To do: Your task is to copy every line of the records below that contains "JSON".

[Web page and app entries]
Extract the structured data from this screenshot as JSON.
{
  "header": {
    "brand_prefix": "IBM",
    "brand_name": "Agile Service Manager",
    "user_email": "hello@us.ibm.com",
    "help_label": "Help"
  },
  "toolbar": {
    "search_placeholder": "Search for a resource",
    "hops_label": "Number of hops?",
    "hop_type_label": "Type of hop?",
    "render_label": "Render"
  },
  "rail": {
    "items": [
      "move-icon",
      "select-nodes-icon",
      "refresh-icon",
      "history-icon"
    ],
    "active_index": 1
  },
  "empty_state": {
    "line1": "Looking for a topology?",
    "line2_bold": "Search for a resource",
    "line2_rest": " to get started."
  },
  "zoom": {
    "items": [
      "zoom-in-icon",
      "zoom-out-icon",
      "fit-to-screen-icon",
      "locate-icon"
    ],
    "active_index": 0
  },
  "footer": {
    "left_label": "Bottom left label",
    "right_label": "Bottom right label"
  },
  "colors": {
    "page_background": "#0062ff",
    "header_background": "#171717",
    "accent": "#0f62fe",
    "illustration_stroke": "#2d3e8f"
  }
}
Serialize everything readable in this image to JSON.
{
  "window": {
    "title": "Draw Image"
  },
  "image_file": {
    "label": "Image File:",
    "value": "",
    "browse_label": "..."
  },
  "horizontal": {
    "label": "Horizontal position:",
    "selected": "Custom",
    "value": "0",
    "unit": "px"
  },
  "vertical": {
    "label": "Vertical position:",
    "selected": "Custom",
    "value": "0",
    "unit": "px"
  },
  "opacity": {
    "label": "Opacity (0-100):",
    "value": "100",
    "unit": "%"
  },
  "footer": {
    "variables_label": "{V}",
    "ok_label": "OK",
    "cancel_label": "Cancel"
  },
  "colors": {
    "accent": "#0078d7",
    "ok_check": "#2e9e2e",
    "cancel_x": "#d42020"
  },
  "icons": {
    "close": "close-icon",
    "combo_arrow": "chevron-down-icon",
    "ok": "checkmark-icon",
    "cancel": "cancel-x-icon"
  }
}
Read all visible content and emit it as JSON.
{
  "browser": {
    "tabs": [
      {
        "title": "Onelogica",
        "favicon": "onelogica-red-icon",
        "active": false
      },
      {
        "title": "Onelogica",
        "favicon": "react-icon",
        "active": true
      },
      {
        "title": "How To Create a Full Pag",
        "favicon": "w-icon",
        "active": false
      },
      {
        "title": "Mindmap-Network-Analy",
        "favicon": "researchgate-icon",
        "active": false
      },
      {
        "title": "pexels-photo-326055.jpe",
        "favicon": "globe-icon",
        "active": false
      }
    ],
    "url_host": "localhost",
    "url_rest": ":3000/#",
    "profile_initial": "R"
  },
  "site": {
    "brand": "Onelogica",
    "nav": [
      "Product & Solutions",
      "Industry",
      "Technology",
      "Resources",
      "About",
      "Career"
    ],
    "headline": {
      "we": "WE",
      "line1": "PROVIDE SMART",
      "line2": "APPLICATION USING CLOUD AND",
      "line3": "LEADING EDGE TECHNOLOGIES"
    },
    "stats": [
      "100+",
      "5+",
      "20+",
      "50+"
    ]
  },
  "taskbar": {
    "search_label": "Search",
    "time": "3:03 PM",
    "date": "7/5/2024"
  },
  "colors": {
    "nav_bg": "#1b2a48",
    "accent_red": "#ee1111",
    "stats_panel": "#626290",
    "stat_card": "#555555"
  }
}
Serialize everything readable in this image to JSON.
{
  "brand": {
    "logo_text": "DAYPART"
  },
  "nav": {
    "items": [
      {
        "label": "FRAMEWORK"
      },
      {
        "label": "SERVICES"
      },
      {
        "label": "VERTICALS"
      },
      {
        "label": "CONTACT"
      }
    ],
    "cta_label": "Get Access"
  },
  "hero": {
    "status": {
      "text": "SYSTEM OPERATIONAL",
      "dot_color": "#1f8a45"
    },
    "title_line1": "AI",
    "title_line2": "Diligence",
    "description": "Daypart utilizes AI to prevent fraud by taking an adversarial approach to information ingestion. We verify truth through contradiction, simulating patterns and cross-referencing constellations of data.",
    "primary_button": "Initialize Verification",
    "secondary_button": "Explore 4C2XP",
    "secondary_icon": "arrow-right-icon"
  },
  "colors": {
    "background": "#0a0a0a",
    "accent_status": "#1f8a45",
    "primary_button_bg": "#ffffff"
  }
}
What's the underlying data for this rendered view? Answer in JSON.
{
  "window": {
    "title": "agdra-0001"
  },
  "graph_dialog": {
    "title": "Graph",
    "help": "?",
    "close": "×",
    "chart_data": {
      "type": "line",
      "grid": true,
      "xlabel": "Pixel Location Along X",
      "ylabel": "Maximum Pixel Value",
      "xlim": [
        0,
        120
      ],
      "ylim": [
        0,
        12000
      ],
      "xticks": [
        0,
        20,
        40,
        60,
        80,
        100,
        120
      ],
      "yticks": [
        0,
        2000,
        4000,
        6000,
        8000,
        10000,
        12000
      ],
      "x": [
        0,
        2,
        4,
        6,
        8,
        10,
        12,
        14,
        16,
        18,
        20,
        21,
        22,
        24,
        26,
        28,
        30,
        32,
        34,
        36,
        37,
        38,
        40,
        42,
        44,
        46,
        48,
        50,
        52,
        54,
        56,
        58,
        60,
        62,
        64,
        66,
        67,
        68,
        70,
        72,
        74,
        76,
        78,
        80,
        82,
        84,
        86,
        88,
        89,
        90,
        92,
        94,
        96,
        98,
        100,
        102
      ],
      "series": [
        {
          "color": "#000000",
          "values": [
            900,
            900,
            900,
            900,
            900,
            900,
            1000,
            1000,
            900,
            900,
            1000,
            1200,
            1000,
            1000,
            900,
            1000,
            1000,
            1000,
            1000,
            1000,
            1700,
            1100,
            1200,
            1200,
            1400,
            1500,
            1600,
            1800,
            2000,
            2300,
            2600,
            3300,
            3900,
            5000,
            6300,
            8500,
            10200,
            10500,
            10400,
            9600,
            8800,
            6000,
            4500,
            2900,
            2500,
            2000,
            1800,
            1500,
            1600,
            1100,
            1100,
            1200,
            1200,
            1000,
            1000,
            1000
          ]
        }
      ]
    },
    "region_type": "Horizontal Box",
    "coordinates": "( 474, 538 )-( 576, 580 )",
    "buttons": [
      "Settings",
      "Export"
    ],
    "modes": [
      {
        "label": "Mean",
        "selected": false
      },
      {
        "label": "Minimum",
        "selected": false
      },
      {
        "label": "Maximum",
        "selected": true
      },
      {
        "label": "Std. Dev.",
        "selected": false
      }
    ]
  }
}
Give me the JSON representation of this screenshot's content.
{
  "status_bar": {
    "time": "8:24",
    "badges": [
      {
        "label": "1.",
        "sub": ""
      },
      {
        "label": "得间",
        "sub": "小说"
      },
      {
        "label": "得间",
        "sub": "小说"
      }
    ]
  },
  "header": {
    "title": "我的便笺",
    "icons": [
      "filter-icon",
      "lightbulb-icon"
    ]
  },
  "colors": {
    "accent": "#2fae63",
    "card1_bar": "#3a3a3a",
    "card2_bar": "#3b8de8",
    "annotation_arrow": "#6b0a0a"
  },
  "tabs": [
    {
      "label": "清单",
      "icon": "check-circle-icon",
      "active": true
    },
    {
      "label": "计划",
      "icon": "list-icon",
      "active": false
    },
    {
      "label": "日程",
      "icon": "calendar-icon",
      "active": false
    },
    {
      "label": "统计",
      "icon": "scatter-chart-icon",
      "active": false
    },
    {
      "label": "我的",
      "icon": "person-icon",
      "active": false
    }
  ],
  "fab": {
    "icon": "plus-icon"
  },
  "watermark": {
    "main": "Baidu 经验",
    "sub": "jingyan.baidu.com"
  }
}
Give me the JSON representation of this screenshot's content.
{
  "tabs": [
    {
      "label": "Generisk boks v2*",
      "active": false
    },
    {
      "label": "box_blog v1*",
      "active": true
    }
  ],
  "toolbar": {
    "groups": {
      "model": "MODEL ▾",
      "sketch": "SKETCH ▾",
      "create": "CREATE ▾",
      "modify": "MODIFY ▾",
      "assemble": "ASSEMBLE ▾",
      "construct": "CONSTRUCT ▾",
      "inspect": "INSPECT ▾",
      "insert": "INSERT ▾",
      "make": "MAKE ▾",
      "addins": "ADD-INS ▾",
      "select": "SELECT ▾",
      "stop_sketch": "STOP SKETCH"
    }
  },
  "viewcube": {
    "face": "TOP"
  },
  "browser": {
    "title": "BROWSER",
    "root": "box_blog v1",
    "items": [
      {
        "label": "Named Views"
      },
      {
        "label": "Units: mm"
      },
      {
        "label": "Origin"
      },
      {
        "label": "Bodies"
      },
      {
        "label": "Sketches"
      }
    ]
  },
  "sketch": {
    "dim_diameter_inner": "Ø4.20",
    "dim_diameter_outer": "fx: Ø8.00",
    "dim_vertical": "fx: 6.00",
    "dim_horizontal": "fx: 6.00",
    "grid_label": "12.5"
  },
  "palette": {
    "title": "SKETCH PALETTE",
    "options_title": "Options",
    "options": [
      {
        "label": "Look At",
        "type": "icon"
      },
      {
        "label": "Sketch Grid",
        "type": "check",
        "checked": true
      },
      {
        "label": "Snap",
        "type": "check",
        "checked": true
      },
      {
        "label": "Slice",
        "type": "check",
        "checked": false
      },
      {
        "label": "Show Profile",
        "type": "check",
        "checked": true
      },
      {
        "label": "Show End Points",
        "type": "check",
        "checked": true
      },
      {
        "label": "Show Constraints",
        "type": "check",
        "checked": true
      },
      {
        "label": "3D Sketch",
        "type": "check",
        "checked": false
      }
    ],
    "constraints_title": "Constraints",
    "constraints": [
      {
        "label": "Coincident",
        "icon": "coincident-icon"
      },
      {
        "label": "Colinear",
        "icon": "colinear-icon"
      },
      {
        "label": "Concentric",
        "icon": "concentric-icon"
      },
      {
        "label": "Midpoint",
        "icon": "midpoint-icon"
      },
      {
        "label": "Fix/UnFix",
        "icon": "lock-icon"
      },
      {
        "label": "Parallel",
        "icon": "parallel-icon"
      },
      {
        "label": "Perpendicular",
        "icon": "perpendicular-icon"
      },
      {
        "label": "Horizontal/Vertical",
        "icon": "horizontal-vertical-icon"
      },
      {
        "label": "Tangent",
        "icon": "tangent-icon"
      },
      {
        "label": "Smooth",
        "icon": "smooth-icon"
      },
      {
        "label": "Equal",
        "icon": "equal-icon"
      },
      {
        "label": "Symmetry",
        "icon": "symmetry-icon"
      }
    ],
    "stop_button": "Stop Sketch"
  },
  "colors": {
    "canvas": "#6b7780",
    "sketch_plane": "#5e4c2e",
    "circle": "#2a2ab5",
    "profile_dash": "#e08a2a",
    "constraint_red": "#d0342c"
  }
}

Solution for this exercise:
Extract the structured data from this screenshot as JSON.
Serialize everything readable in this image to JSON.
Read all visible content and emit it as JSON.
Serialize everything readable in this image to JSON.
What's the underlying data for this rendered view? Answer in JSON.
Give me the JSON representation of this screenshot's content.
Give me the JSON representation of this screenshot's content.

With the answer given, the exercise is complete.